Today in books and publishing: Roth's first and last interview in retirement; Penguin is lending library e-books again; new work by Mo Yan gets an English translation; a whole new kind of (dollar) book vendor.
Philip Roth ends his struggle. Philip Roth didn't want a retirement party. He tried to go out quietly, privately deciding in 2010 not to write any more fiction. But when word leaked that he told foreign press that he'd written enough, lots of readers wanted an explanation.
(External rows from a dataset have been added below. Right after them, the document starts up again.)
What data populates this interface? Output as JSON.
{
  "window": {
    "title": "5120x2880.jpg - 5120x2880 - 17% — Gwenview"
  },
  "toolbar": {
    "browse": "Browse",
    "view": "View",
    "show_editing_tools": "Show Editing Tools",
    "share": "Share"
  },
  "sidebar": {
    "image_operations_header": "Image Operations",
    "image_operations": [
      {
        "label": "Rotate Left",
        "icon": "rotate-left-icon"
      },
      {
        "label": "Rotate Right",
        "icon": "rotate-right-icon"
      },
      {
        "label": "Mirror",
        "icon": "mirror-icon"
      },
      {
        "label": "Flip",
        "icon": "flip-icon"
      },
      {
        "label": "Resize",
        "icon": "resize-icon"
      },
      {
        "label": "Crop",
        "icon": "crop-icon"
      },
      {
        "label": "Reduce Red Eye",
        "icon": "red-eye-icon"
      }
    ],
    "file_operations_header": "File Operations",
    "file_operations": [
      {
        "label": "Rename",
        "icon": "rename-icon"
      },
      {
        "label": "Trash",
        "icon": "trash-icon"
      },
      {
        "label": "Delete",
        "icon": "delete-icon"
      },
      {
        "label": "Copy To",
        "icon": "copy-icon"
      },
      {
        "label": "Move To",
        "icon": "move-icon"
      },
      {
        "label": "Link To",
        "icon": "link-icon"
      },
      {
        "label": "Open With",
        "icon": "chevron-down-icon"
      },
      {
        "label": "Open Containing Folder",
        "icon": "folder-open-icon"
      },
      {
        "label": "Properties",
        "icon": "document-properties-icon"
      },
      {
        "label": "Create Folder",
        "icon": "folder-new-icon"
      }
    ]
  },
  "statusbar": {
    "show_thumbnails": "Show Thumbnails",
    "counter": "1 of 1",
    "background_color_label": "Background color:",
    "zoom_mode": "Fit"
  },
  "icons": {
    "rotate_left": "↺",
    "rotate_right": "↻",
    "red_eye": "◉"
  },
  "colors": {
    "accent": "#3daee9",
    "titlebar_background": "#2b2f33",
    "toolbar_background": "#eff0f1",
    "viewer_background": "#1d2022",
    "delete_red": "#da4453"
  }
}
In his first interview since the news came out—and apparently his last until his biography does—Roth tells Charles McGrath, "I know I’m not going to write as well as I used to. I no longer have the stamina to endure the frustration." Every morning he looks at a sticky note on his computer that reads, "The struggle with writing is over." So now, instead of literary pursuits, he just fiddles around with an iPhone all day. "Every morning I study a chapter in iPhone for Dummies, and now I’m proficient. I haven’t read a word for two months. I pull this thing out and play with it." [The New York Times]
Retirement must be all the rage amongst writers these days, because Hungarian Nobel laureate Imre Kertész has decided to follow Roth's lead. Bear with us while we quote from Google's translation of a French article, itself translated from a Hungarian newspaper item, but it seems that Kertész has decided to throw in the towel in part because of complications from Parkinson's disease, and because he feels that he has said all that he wants to about his work's dominant theme—the Holocaust. The 83-year-old survivor of Auschwitz and Buchenwald has entrusted his papers to the Academy of Arts in Berlin. [ActuaLitté]